In Sum — Bring on the Brilliance!
Barnes proved that embracing the similar can take creative to new heights, allowing custom art to be created for the masses. Likewise, the goal of programmatic advertising should be to maintain a high volume of creative and personalized experiences while using technology to automate the execution. By matching insightful data with imaginative design and copy, you can pull new audiences into your brand story. For those who think automation is diminishing creative, the opposite could not be more true. Designing an experience that’s not only warm and human, but also dynamic and highly personalized isn’t diminishing at all, but rather, sets a new creative bar.
Programmatic makes it easy to select a highly targeted audience and then use dynamic creative to deliver an impression designed specifically for them. But, personalized, real-time advertising at scale also requires real-time creative at scale, and this realization is having a profound effect on how creative teams develop assets.

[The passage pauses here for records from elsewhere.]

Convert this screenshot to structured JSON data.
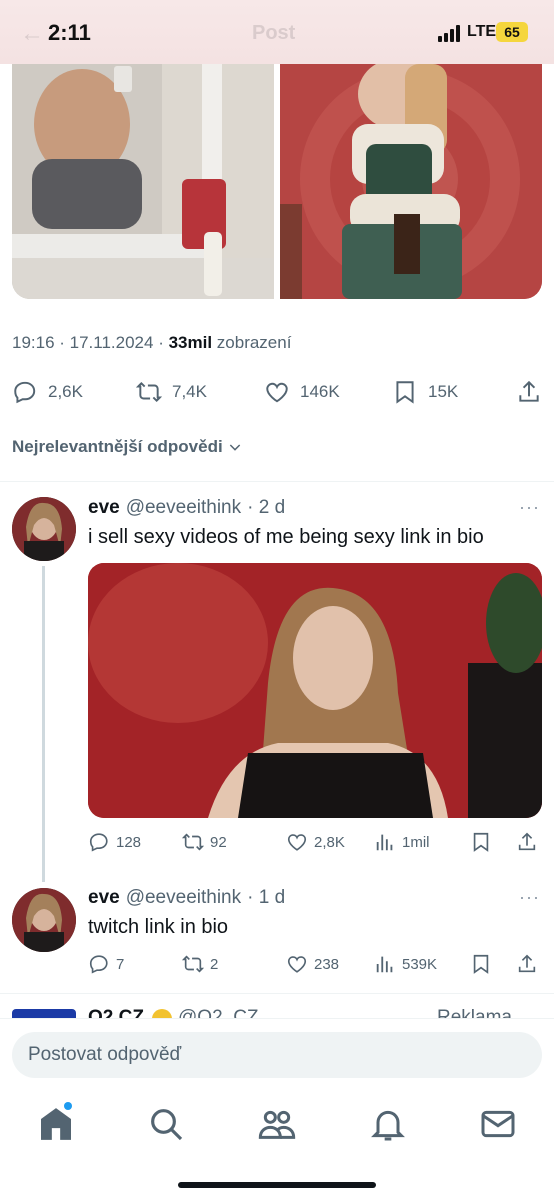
{
  "status_bar": {
    "time": "2:11",
    "network": "LTE",
    "battery": "65",
    "page_title": "Post"
  },
  "post": {
    "timestamp": "19:16 · 17.11.2024 · ",
    "views_count": "33mil",
    "views_label": " zobrazení",
    "stats": {
      "replies": "2,6K",
      "reposts": "7,4K",
      "likes": "146K",
      "bookmarks": "15K"
    }
  },
  "sort_label": "Nejrelevantnější odpovědi",
  "replies": [
    {
      "name": "eve",
      "handle": "@eeveeithink",
      "time": "· 2 d",
      "text": "i sell sexy videos of me being sexy link in bio",
      "stats": {
        "replies": "128",
        "reposts": "92",
        "likes": "2,8K",
        "views": "1mil"
      }
    },
    {
      "name": "eve",
      "handle": "@eeveeithink",
      "time": "· 1 d",
      "text": "twitch link in bio",
      "stats": {
        "replies": "7",
        "reposts": "2",
        "likes": "238",
        "views": "539K"
      }
    }
  ],
  "ad": {
    "name": "O2 CZ",
    "handle": "@O2_CZ",
    "label": "Reklama"
  },
  "compose": {
    "placeholder": "Postovat odpověď"
  },
  "more_glyph": "···",
  "icons": {
    "reply": "reply-icon",
    "repost": "repost-icon",
    "like": "heart-icon",
    "bookmark": "bookmark-icon",
    "share": "share-icon",
    "views": "views-icon"
  },
  "colors": {
    "accent": "#1d9bf0",
    "secondary_text": "#536471",
    "primary_text": "#0f1419"
  }
}
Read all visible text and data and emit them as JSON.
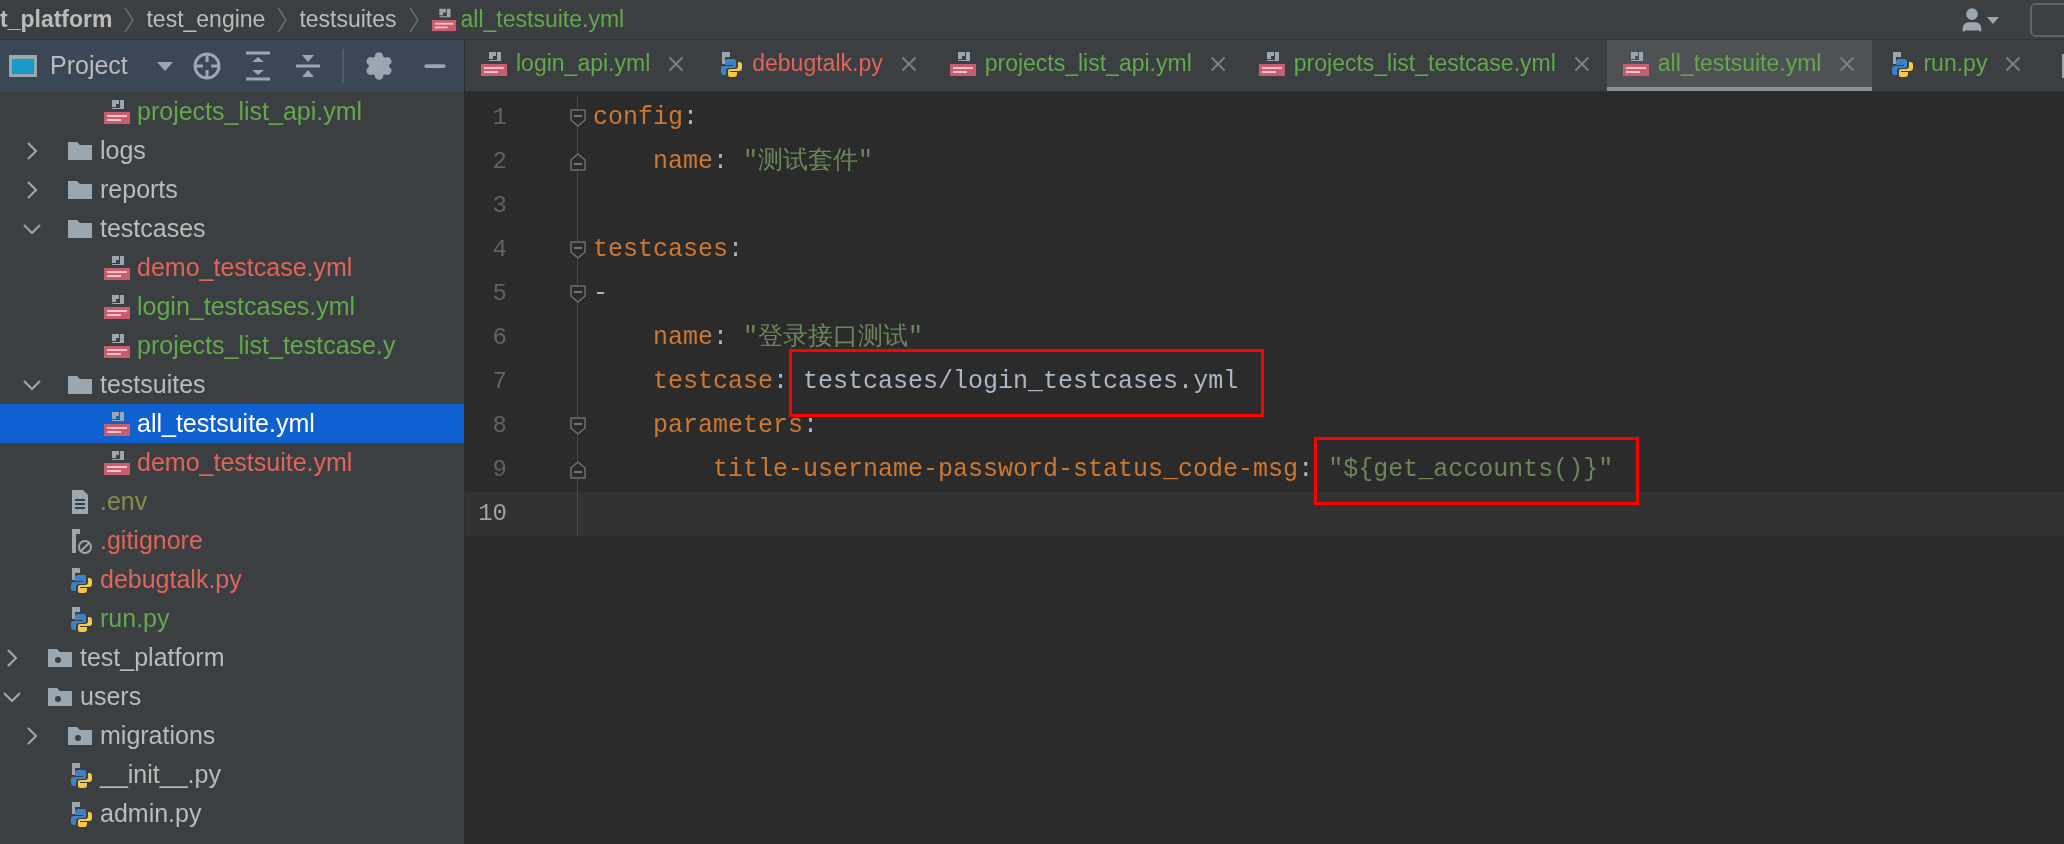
{
  "breadcrumbs": [
    {
      "label": "t_platform",
      "kind": "root",
      "color": "#bbbbbb"
    },
    {
      "label": "test_engine",
      "kind": "folder",
      "color": "#bbbbbb"
    },
    {
      "label": "testsuites",
      "kind": "folder",
      "color": "#bbbbbb"
    },
    {
      "label": "all_testsuite.yml",
      "kind": "yml",
      "color": "#62a84c"
    }
  ],
  "project_panel": {
    "title": "Project",
    "tree": [
      {
        "children": [
          {
            "children": [
              {
                "label": "projects_list_api.yml",
                "kind": "yml",
                "color": "#62a84c",
                "selected": false
              }
            ]
          },
          {
            "label": "logs",
            "kind": "folder",
            "color": "#bbbbbb",
            "expanded": false,
            "selected": false
          },
          {
            "label": "reports",
            "kind": "folder",
            "color": "#bbbbbb",
            "expanded": false,
            "selected": false
          },
          {
            "label": "testcases",
            "kind": "folder",
            "color": "#bbbbbb",
            "expanded": true,
            "selected": false,
            "children": [
              {
                "label": "demo_testcase.yml",
                "kind": "yml",
                "color": "#e0645a",
                "selected": false
              },
              {
                "label": "login_testcases.yml",
                "kind": "yml",
                "color": "#62a84c",
                "selected": false
              },
              {
                "label": "projects_list_testcase.y",
                "kind": "yml",
                "color": "#62a84c",
                "selected": false
              }
            ]
          },
          {
            "label": "testsuites",
            "kind": "folder",
            "color": "#bbbbbb",
            "expanded": true,
            "selected": false,
            "children": [
              {
                "label": "all_testsuite.yml",
                "kind": "yml",
                "selected": true
              },
              {
                "label": "demo_testsuite.yml",
                "kind": "yml",
                "color": "#e0645a",
                "selected": false
              }
            ]
          },
          {
            "label": ".env",
            "kind": "text",
            "color": "#878d47",
            "selected": false
          },
          {
            "label": ".gitignore",
            "kind": "ignore",
            "color": "#e0645a",
            "selected": false
          },
          {
            "label": "debugtalk.py",
            "kind": "py",
            "color": "#e0645a",
            "selected": false
          },
          {
            "label": "run.py",
            "kind": "py",
            "color": "#62a84c",
            "selected": false
          }
        ]
      },
      {
        "label": "test_platform",
        "kind": "module",
        "color": "#bbbbbb",
        "expanded": false,
        "selected": false
      },
      {
        "label": "users",
        "kind": "module",
        "color": "#bbbbbb",
        "expanded": true,
        "selected": false,
        "children": [
          {
            "label": "migrations",
            "kind": "module",
            "color": "#bbbbbb",
            "expanded": false,
            "selected": false
          },
          {
            "label": "__init__.py",
            "kind": "py",
            "color": "#bbbbbb",
            "selected": false
          },
          {
            "label": "admin.py",
            "kind": "py",
            "color": "#bbbbbb",
            "selected": false
          }
        ]
      }
    ]
  },
  "tabs": [
    {
      "label": "login_api.yml",
      "kind": "yml",
      "color": "#62a84c",
      "selected": false
    },
    {
      "label": "debugtalk.py",
      "kind": "py",
      "color": "#e0645a",
      "selected": false
    },
    {
      "label": "projects_list_api.yml",
      "kind": "yml",
      "color": "#62a84c",
      "selected": false
    },
    {
      "label": "projects_list_testcase.yml",
      "kind": "yml",
      "color": "#62a84c",
      "selected": false
    },
    {
      "label": "all_testsuite.yml",
      "kind": "yml",
      "color": "#62a84c",
      "selected": true
    },
    {
      "label": "run.py",
      "kind": "py",
      "color": "#62a84c",
      "selected": false
    }
  ],
  "editor": {
    "lines": [
      {
        "number": "1",
        "kind": "opener",
        "current": false,
        "tokens": [
          {
            "kind": "key",
            "text": "config"
          },
          {
            "kind": "plain",
            "text": ":"
          }
        ]
      },
      {
        "number": "2",
        "kind": "closer",
        "current": false,
        "tokens": [
          {
            "kind": "key",
            "text": "    name"
          },
          {
            "kind": "plain",
            "text": ": "
          },
          {
            "kind": "string",
            "text": "\"测试套件\""
          }
        ]
      },
      {
        "number": "3",
        "kind": "plain",
        "current": false
      },
      {
        "number": "4",
        "kind": "opener",
        "current": false,
        "tokens": [
          {
            "kind": "key",
            "text": "testcases"
          },
          {
            "kind": "plain",
            "text": ":"
          }
        ]
      },
      {
        "number": "5",
        "kind": "opener",
        "current": false,
        "tokens": [
          {
            "kind": "plain",
            "text": "-"
          }
        ]
      },
      {
        "number": "6",
        "kind": "plain",
        "current": false,
        "tokens": [
          {
            "kind": "key",
            "text": "    name"
          },
          {
            "kind": "plain",
            "text": ": "
          },
          {
            "kind": "string",
            "text": "\"登录接口测试\""
          }
        ]
      },
      {
        "number": "7",
        "kind": "plain",
        "current": false,
        "tokens": [
          {
            "kind": "key",
            "text": "    testcase"
          },
          {
            "kind": "plain",
            "text": ": "
          },
          {
            "kind": "plain",
            "text": "testcases/login_testcases.yml",
            "boxed": true
          }
        ]
      },
      {
        "number": "8",
        "kind": "opener",
        "current": false,
        "tokens": [
          {
            "kind": "key",
            "text": "    parameters"
          },
          {
            "kind": "plain",
            "text": ":"
          }
        ]
      },
      {
        "number": "9",
        "kind": "closer",
        "current": false,
        "tokens": [
          {
            "kind": "key",
            "text": "        title-username-password-status_code-msg"
          },
          {
            "kind": "plain",
            "text": ": "
          },
          {
            "kind": "string",
            "text": "\"${get_accounts()}\"",
            "boxed": true
          }
        ]
      },
      {
        "number": "10",
        "kind": "plain",
        "current": true
      }
    ]
  }
}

In this new era of programmatic, marketers and creatives face challenges that can be met by getting buy-in from the right stakeholders, fostering communication and collaboration among creatives and digitals, and pursuing new ways to approach creative and production challenges.
To learn more about the power of dynamic creative in programmatic advertising, download our white paper: Brilliant Advertising. Unlock the power of programmatic with the right creative.